Dr. Diebel on the Leadership Academy:
I believe the Leadership Academy offers students an opportunity to work on leadership skills in a guided fashion by using the expertise of faculty and other students. The program offers a comfortable setting to self-examine and reflect on a student strengths and weakness; and to share experiences with others.
I believe in providing students with a variety of opportunities to set themselves apart from others in the job market and in life. I am excited about being a mentor because it gives me the opportunity to share in the student experience, provide what guidance I can, and to learn from them as they explore new paths. I also believe that a student’s success in college can be improved by developing a close professional relationship with at least one faculty on campus.
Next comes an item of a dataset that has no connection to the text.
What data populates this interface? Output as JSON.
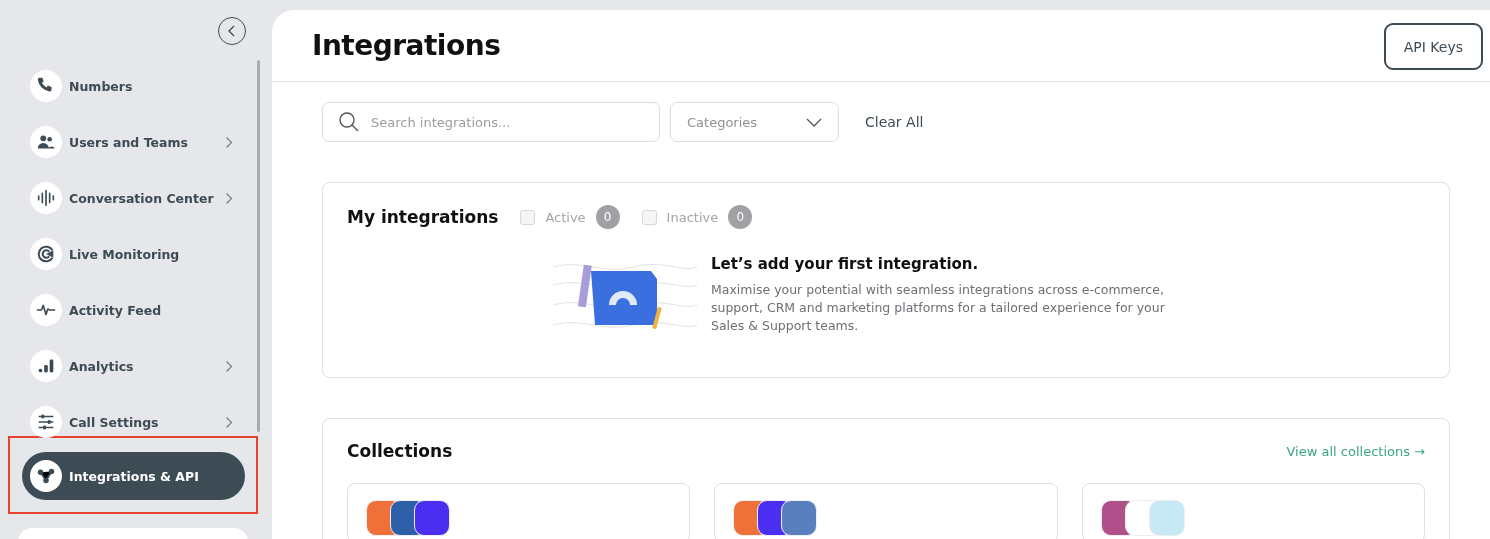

I hope to contribute to students’ leadership development by providing the opportunity to develop that professional relationship and by observing the development strategies of current students in order to share that with students of the future.
You might be interested to know:
As an undergraduate I did not take a single introductory economics course! It was not until I started an MBA program that I took an economics course. The faculty member teaching that course reached out to me, helped me develop that professional student-faculty relationship, helped me find my niche in an agricultural and resource economics, and lit the fire that grew into my passion of teaching resource economics and working with undergraduate students. To this day he is my role model.
Role at OSU:
My primary responsibility is undergraduate education in the department of Agricultural and Resource Economics. I teach several courses, mentor students, recruit new students, assist in the design of AREC courses and curriculum, and have worked with the department’s undergraduate student club.
I am also involved in several research projects dealing with local topics including no-till/direct seed adoption, the economics of grass seed field burning alternatives, and other natural resource topics. I also try and keep a small research project each year, which involves studies on student preferences and views of distance education, student retention and recruitment to the College of Agricultural Sciences, and other teaching topics.